The Israel Legacy Central Website offers you the opportunity to connect directly with Israeli nonprofit organizations and read their stories and personal accounts. You’ll also find ideas and practical information about making a Legacy Giving. When you include Israel in your Legacy, you’ll experience a sense of completeness and satisfaction from the impact you can make.
Gilad Shimon Vital’s is an Israeli singer and musician by profession. His story is one of trauma, resilience, and personal exploration.
Gilad is one of the many individuals from different walks of life who have had the opportunity to work with NATAL, which is the largest leading trauma treatment and resiliency training organization in Israel.
If you’re a nonprofit organization in based in Israel and interested in learning how your organization can start its own Legacy program, you’ve come to the right place!
Legacy Israel Central works directly with nonprofit organizations to help them in the different aspects of the launching their legacy program. For most nonprofits located in Israel, Legacy is a completely new concept. Because of that, Israel Legacy Central created a 12 month onboarding and education program that helps organizations learn about different aspects of Legacy.
Another aspect of Israel Legacy Central and our work with Israel nonprofits is building awareness. One of the complexities for many Israel nonprofit is building awareness about their work. As Judi Srebro, who works as an Israel Legacy Central advisor in Israel, explains:
“One of the things that organizations in Israel struggle with the most is becoming know. While people are very interested in supporting Israel, a lot of people are still unaware of many of the nonprofits here and just how big of an impact they have here in Israel”.
To help build greater awareness about Israel philanthropies outside of Israel, Israel Legacy Central works with organization to help tell their story and enables individuals to learn about, and connect with, Israel nonprofits through the Israel Legacy Central website.

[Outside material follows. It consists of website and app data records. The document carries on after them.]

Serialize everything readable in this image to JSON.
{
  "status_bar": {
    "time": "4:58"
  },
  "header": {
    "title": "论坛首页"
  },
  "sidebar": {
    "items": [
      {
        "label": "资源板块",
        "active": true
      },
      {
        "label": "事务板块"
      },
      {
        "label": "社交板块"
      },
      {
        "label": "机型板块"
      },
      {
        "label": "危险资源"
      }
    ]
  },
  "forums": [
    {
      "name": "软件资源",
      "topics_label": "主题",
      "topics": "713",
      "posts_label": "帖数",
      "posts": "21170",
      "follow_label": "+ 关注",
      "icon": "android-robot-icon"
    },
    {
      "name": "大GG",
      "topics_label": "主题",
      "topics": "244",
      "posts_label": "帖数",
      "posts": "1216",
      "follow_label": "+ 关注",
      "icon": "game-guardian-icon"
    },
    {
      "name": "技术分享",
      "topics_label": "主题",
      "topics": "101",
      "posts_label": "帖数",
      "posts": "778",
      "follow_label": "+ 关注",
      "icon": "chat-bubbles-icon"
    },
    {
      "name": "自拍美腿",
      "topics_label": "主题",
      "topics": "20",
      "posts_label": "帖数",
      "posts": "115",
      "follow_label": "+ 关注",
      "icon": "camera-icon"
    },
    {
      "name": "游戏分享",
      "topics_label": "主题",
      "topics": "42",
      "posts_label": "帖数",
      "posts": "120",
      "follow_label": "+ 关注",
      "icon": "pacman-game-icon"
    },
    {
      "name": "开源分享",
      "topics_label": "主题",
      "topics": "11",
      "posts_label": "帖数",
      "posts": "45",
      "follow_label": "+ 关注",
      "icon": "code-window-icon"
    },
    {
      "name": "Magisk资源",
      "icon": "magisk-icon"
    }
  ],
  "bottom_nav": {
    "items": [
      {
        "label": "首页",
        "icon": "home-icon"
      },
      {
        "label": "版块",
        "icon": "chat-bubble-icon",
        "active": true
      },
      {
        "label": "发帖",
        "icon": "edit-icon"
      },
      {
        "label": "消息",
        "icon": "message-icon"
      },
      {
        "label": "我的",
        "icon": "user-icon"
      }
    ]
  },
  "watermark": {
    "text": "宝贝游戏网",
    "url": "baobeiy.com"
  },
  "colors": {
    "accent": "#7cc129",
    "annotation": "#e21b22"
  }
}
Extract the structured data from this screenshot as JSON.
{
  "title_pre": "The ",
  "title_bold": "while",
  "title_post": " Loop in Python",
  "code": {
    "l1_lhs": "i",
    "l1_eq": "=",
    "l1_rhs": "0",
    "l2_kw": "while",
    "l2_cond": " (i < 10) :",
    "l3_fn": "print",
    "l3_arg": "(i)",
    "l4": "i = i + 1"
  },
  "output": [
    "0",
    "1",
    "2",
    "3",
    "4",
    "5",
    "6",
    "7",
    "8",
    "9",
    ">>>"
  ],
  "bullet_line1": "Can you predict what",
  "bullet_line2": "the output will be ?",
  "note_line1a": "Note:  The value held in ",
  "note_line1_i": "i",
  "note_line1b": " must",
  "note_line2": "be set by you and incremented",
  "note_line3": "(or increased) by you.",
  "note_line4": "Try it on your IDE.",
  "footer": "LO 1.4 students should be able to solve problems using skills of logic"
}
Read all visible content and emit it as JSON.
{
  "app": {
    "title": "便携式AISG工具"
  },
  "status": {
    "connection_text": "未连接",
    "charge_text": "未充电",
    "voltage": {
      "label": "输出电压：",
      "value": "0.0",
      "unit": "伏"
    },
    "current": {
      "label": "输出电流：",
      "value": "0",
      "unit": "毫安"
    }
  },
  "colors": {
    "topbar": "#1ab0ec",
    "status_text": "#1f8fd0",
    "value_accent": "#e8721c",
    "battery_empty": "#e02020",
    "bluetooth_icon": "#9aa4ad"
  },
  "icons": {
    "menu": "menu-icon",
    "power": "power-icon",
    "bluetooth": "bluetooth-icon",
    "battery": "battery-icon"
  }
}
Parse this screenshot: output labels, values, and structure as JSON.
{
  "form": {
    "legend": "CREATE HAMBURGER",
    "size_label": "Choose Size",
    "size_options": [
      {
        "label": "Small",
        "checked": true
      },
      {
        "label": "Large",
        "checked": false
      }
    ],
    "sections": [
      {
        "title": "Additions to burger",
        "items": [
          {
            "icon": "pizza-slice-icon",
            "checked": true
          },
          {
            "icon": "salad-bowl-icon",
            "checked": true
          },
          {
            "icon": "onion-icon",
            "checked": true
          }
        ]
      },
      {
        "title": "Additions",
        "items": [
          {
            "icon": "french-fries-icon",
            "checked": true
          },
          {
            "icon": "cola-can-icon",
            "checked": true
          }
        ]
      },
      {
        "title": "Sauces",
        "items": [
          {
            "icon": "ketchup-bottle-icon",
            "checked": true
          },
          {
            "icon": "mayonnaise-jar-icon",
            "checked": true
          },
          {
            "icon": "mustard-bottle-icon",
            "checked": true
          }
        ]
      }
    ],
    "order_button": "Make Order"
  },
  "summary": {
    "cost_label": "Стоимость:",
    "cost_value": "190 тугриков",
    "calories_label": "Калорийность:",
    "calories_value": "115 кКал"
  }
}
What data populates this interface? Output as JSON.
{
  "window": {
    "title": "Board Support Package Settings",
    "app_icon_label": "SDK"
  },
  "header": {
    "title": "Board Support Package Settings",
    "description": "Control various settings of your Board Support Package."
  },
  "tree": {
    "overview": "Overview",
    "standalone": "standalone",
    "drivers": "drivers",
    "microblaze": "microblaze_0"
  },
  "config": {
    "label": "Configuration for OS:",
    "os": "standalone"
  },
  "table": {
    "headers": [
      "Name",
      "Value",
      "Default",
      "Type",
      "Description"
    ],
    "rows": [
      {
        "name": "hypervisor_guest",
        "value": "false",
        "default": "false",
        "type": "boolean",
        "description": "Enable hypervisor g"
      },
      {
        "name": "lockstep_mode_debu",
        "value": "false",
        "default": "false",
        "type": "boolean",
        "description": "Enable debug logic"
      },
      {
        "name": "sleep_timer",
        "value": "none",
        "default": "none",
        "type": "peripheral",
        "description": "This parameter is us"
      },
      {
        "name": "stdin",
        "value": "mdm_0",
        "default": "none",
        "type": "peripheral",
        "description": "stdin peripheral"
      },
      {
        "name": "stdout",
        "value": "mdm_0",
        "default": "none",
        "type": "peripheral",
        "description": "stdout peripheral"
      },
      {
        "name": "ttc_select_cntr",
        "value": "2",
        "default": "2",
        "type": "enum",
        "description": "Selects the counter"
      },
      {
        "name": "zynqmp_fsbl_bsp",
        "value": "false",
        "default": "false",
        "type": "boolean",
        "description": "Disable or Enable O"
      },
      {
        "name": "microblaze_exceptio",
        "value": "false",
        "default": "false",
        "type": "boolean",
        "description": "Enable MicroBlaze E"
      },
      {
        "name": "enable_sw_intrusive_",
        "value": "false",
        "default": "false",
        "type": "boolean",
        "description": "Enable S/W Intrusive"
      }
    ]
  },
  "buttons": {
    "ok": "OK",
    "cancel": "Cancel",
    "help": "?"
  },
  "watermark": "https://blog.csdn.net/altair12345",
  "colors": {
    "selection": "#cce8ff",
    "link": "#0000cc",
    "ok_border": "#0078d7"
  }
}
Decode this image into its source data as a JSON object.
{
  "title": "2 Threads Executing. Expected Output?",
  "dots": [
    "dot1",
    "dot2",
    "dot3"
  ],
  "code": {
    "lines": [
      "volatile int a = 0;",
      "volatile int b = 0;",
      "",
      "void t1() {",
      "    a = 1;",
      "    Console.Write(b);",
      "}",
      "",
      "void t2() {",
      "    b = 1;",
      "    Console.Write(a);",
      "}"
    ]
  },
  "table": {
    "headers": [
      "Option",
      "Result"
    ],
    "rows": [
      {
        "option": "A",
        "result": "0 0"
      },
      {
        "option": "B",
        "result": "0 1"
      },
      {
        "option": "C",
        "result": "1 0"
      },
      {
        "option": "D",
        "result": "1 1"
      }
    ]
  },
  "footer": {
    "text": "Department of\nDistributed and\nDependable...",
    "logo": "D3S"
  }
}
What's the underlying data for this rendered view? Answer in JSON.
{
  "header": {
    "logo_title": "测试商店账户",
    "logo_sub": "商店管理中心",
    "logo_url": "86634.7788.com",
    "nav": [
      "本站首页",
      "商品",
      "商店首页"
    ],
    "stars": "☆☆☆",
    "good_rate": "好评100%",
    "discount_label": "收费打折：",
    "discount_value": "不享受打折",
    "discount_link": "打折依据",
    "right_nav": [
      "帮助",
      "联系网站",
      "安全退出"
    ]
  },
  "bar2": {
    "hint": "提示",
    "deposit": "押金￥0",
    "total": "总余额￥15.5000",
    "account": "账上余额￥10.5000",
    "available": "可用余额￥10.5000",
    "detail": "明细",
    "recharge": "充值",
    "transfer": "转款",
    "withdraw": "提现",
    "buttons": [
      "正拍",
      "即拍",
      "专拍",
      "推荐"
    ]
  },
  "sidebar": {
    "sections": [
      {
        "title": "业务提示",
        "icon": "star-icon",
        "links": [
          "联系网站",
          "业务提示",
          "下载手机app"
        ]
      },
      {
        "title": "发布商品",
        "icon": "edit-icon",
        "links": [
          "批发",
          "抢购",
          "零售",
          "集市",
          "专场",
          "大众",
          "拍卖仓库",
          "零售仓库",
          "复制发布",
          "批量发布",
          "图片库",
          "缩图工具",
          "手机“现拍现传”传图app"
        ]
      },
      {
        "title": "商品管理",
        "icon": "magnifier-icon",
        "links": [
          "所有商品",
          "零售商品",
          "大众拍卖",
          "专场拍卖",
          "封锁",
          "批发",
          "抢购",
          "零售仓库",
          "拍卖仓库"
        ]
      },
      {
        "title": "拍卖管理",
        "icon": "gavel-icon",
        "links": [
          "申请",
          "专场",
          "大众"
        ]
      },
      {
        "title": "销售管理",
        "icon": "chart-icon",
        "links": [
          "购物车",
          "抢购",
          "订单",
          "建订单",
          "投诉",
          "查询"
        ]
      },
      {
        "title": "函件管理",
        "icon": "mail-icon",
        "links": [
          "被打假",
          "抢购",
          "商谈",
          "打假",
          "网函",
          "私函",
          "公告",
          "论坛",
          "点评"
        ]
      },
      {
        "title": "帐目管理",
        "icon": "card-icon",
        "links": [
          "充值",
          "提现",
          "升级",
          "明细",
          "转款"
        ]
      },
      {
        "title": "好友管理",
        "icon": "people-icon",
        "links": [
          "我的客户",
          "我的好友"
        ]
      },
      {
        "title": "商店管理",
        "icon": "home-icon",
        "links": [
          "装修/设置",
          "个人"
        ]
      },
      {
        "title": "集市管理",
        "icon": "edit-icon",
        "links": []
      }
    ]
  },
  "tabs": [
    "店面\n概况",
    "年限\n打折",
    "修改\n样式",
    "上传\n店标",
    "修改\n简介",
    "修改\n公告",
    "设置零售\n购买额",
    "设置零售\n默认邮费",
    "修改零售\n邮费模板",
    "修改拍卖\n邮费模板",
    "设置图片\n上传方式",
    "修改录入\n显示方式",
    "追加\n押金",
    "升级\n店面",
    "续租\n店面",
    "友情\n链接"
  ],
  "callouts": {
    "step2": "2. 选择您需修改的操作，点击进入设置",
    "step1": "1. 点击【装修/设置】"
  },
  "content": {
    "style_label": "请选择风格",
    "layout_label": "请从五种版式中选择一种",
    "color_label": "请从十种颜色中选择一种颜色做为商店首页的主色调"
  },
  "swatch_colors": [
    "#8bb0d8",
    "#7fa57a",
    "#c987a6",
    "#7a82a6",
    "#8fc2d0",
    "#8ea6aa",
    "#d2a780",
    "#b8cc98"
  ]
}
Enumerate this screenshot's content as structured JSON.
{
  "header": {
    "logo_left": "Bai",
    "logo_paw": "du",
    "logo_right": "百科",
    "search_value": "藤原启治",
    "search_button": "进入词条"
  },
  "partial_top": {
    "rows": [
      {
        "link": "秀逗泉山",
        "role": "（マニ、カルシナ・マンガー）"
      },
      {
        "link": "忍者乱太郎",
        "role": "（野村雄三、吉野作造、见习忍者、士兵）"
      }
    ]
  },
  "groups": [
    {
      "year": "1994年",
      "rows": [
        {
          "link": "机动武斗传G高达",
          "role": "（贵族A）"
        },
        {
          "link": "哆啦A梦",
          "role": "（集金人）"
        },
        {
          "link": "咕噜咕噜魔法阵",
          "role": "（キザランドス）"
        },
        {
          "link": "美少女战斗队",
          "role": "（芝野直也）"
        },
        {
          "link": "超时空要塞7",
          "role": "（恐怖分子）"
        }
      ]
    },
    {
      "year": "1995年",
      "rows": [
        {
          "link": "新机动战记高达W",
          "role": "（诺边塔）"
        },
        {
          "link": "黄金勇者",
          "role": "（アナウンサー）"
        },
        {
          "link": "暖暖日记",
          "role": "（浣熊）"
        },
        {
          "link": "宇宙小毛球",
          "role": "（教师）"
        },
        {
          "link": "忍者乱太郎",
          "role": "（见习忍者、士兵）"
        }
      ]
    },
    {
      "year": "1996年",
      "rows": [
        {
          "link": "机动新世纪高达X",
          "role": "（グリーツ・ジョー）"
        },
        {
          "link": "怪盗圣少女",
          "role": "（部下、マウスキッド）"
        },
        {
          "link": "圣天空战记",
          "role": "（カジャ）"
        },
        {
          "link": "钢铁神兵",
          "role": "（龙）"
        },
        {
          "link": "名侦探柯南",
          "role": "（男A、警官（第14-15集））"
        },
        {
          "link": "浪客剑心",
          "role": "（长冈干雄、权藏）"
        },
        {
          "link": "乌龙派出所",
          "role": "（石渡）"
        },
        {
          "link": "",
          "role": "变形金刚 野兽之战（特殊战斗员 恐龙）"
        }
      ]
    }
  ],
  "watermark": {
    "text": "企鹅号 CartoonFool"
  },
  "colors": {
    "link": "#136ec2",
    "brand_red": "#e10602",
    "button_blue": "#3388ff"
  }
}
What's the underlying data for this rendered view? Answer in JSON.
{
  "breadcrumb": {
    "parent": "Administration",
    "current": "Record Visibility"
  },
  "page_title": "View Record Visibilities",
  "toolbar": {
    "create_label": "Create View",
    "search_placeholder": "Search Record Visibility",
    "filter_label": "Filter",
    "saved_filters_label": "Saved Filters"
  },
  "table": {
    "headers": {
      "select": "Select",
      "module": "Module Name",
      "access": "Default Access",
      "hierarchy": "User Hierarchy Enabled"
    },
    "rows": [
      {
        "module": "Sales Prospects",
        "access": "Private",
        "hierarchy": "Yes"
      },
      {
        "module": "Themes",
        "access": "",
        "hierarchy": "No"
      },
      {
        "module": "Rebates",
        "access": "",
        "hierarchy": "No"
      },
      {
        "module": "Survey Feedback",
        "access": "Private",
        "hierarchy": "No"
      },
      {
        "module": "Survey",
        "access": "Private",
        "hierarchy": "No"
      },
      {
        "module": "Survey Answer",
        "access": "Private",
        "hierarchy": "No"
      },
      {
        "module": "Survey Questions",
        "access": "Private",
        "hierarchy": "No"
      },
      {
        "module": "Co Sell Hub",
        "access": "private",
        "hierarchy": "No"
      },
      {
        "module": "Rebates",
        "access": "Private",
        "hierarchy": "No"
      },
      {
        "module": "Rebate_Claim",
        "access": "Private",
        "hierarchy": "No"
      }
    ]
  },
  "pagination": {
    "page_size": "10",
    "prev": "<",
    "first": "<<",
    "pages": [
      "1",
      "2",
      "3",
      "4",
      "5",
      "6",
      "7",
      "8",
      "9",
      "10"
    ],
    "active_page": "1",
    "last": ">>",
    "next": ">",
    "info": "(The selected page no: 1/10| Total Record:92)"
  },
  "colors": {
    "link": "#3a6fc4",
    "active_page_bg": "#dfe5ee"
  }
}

If you’re involved with an Israel nonprofit organization or are connected with an American or Canadian Friends of Israel organization, get in touch with us to learn more about us or visit our nonprofit registration page to get started.